Beijing: China’s troubled moon rover Yutu or Jade Rabbit has come back to life from a troubled dormancy although experts are still trying to figure out the cause of its abnormality, officials here said today.
“Yutu has come back to life,” said Pei Zhaoyu, the spokesman for China’s Lunar Programme.
Pei said the moon rover, named after the pet of a lunar goddess in ancient Chinese mythology, has now been restored to its normal signal reception function.
But experts are still working to verify the cause of its mechanical control abnormality, state-run Xinhua news agency reported.
Yutu had experienced a mechanical control abnormality due to “complicated lunar surface environment” last month.
The problem emerged before Yutu entered its second dormancy on the moon on January 25 as the lunar night fell.
“Yutu went to sleep under an abnormal status,” Pei said, adding experts were concerned that it might not be able to survive the extremely low temperatures during the lunar night.
“The rover stands a chance of being saved now that it is still alive,” he said.
Reports here last night said Yutu presumed dead after it developed mechanical problems.
Many Chinese Internet users said they were moved to hear that their “cute rabbit” had come back to life, and some said the rover was a “foodie” waking up for rice dumplings, a must-have delicacy for the Lantern Festival that falls tomorrow.
The lander, another part of the Chang’e-3 probe, also “fell asleep” earlier.
The pair went dormant for two weeks about one month ago when the first lunar night of the mission occurred.

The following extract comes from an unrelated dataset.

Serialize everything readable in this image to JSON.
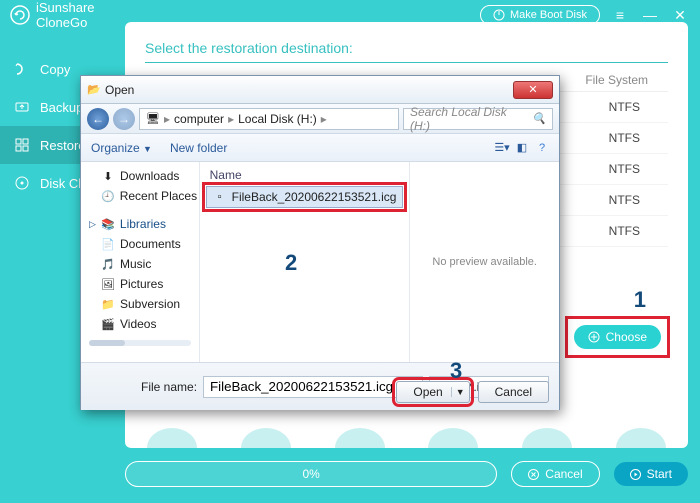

One night on the Moon is about 14 days on Earth, during which the temperature falls below minus 180 Celsius.
During the lunar night, there is no sunlight to provide power to Yutu’s solar panel.
Jade Rabbit was originally scheduled to carry out geological surveys and astronomical observations for three months after it landed on the moon.
The Jade Rabbit was deployed on the moon’s surface on December 15, several hours after the Chang’e-3 probe landed.
The lunar probe mission, comprising the lander Chang’e-3 and rover Yutu, was launched in December as part of the second phase of the Chinese Lunar Exploration Programme.
The mission, which made the first soft-landing on the Moon since 1976, makes China the third country to successfully send a lunar rover to the moon, after the US and the former Soviet Union.